[Opening Data to use section]

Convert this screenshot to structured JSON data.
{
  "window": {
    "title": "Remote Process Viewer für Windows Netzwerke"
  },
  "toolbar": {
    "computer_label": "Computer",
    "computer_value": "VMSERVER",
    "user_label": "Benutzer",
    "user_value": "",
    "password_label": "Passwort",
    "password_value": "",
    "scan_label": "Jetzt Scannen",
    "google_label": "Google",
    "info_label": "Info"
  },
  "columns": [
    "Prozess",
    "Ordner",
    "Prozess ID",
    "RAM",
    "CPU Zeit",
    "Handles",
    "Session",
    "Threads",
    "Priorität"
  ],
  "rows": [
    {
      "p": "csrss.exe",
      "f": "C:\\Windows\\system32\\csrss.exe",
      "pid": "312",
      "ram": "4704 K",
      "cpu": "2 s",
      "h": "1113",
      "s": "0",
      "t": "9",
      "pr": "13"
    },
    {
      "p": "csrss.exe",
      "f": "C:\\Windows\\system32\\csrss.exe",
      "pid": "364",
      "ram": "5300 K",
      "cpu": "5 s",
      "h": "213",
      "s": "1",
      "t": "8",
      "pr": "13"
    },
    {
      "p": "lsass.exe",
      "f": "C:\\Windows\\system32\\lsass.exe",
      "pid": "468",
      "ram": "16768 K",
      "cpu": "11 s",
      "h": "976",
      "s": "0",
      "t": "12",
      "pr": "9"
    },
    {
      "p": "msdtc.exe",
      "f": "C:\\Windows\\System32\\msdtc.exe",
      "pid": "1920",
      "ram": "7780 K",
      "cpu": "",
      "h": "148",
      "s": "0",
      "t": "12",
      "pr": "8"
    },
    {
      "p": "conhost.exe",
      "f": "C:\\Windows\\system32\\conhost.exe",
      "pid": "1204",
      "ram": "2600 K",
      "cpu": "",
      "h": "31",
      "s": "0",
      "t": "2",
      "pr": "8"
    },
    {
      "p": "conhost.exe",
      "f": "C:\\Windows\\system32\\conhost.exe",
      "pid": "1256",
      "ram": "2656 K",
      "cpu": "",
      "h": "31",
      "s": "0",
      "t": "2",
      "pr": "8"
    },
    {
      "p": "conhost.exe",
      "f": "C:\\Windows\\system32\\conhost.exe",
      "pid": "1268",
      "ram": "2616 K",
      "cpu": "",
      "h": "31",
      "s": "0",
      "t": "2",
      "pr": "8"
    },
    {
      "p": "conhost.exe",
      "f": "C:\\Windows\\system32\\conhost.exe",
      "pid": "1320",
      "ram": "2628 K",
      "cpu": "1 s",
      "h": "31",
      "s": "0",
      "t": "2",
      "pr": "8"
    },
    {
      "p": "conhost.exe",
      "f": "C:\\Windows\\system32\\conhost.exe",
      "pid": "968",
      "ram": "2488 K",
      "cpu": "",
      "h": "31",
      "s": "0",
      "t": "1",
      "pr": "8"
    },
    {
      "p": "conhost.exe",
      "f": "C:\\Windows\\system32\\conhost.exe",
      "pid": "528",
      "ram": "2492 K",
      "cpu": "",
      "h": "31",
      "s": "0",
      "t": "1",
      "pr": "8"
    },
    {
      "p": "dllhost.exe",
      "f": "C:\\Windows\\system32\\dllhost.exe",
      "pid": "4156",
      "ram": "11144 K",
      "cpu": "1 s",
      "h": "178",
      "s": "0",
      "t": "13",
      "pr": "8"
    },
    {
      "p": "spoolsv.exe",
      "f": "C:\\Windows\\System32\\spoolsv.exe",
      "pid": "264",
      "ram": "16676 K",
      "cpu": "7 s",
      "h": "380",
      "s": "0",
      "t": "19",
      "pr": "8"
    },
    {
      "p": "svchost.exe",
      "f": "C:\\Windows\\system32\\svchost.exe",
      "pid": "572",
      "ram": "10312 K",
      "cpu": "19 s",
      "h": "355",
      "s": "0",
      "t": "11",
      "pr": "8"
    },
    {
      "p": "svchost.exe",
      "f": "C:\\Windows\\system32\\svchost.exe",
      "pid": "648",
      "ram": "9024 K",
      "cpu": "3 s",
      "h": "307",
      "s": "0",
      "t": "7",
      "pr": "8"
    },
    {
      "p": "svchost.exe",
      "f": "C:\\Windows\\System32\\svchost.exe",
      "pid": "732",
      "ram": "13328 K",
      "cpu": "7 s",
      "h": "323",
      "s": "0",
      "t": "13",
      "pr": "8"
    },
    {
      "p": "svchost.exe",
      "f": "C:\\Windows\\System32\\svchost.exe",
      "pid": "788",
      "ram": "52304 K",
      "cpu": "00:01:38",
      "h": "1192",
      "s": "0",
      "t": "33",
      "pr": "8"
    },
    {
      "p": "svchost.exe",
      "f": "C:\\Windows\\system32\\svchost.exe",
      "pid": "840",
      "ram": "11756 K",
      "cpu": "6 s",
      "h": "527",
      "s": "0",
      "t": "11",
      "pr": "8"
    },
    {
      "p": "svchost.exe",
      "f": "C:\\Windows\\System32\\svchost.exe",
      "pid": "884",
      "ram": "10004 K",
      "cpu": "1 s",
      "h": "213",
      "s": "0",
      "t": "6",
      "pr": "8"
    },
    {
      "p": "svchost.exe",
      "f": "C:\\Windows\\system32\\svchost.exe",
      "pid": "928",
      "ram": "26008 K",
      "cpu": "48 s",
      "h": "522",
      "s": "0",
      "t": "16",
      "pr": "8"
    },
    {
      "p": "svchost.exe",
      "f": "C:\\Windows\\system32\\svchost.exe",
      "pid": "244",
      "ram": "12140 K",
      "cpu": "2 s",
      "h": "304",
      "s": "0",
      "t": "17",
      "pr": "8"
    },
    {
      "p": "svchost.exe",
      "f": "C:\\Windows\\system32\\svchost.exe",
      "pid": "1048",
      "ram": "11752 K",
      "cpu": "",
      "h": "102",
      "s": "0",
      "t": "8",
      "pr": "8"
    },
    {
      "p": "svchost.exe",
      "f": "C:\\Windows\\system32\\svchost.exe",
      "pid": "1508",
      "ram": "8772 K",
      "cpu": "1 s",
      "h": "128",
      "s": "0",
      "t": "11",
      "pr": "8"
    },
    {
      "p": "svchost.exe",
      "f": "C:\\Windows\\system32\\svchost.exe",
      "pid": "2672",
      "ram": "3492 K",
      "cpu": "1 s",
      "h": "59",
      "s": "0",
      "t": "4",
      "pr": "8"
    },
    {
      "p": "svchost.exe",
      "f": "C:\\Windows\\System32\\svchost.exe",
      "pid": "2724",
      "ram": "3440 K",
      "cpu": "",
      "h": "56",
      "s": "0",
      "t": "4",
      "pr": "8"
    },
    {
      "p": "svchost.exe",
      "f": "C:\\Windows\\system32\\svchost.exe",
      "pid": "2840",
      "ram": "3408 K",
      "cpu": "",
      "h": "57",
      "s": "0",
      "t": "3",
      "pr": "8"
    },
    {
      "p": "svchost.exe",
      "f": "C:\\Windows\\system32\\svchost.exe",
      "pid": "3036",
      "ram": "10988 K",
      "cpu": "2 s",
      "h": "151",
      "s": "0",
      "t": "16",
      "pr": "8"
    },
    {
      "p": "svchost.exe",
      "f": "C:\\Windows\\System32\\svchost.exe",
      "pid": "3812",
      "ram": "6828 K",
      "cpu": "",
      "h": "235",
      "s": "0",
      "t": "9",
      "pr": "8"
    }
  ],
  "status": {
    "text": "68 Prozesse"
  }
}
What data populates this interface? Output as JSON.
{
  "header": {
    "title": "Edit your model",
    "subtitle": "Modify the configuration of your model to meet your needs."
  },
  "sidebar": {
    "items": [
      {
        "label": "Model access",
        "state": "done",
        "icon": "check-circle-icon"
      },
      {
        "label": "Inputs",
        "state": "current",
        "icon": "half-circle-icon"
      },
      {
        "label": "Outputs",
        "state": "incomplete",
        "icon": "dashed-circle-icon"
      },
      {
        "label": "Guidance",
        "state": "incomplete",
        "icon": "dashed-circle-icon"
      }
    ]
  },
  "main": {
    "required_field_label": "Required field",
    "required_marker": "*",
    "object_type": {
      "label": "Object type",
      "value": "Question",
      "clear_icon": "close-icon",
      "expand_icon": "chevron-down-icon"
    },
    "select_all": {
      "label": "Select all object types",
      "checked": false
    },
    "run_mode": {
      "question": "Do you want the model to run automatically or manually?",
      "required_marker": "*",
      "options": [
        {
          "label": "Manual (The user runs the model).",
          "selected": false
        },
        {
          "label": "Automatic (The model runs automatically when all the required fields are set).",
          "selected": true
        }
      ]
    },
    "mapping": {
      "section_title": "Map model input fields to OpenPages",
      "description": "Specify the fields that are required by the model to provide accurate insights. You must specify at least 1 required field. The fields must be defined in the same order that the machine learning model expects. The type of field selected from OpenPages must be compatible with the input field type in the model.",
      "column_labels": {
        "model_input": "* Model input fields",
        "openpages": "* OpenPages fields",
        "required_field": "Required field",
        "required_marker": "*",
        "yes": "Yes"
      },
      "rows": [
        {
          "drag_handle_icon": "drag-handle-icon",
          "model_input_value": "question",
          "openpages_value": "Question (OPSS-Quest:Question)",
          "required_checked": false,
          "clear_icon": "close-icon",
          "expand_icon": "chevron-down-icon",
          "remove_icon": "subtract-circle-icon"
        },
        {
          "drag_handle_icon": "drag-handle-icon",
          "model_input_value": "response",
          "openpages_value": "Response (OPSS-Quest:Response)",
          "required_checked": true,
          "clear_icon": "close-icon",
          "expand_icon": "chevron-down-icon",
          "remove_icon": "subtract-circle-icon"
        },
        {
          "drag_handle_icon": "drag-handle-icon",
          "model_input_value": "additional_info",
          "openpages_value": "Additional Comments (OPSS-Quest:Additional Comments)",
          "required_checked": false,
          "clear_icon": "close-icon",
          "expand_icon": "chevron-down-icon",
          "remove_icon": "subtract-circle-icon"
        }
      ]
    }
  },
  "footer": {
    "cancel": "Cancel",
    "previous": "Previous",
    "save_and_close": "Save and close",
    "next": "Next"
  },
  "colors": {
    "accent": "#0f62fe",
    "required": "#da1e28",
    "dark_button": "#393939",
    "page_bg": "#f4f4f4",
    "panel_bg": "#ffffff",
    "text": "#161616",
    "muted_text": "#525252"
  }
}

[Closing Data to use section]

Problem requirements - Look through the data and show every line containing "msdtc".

Expected answer -
      "p": "msdtc.exe",
      "f": "C:\\Windows\\System32\\msdtc.exe",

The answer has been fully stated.